Paul assumes that there exists a possibility of unbelievers in the midst of our church services, but nowhere does he advocate believers inviting them.

So how should we behave toward unbelievers? 

Should we like them? Hate them? Tolerate them? Do we act like them when we aren’t in Christian company? Or do we snub them if we don’t agree with their lifestyle?

Some Christians think that being kind to unbelievers is like throwing pearls before swine and declare how sinful unbelievers are. Others just don’t care one way or another…But shouldn’t we still be concerned about their salvation?

The Bible is very specific about how we as Christians, are to conduct ourselves toward the unbeliever: “Walk in wisdom toward outsiders, making the best use of the time. Let your speech always be gracious, seasoned with salt, so that you may know how you ought to answer each person.” (Colossians 4:5-6)

God wants us to conduct ourselves with wisdom toward unbelievers. First and foremost, we need to keep focus on the cross of Christ. Because the sacrifice of Christ has cleansed us from our sins, forgiven us our trespasses, and enabled us to be gracious and kind by changing us. As we were once against God in our unbelief, God was gracious and kind to us. Because of that, we are able to be kind to others who don’t yet know Him.

It seems to me that the apostle Paul was more concerned about the sinfulness inside the Church than he was about unbelievers:

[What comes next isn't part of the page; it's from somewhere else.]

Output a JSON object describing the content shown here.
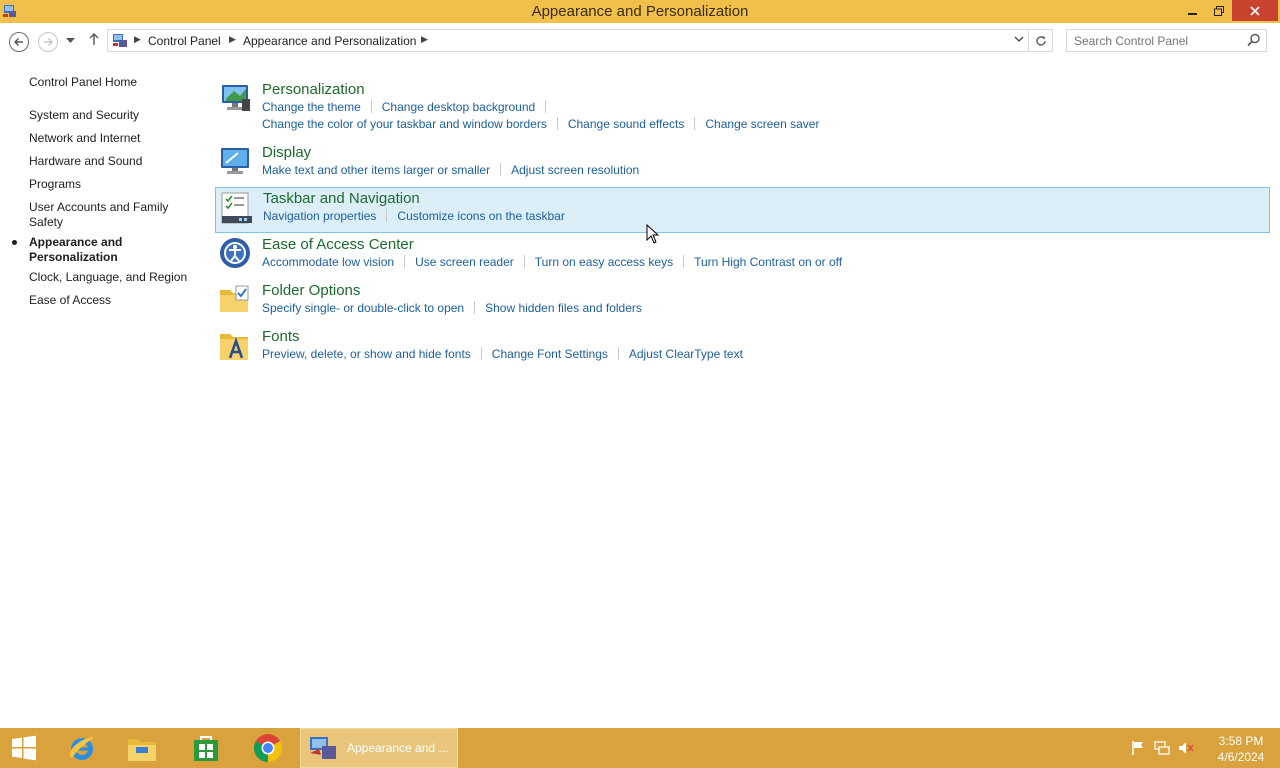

“But now I am writing to you not to associate with anyone who bears the name of brother if he is guilty of sexual immorality or greed, or is an idolater, reviler, drunkard, or swindler—not even to eat with such a one. For what have I to do with judging outsiders? Is it not those inside the church whom you are to judge? God judges those outside. Purge the evil person from among you.” (1 Corinthians 5:11-13)

Yes, we want to reach out to the world. Yes, we want to touch the world. Yes, we want to lead them to Christ. But we have to stop short of a full acceptance of their lifestyle which could lead to a spiritual disaster—for them and for us.

So let us go beyond the church walls, go out quickly to the streets of the city—to the “poor and crippled and blind and lame”, and  proclaim to them the gospel. THEN invite them to your church so that they can be discipled. Do this, and you will fulfill the great commission of our Lord.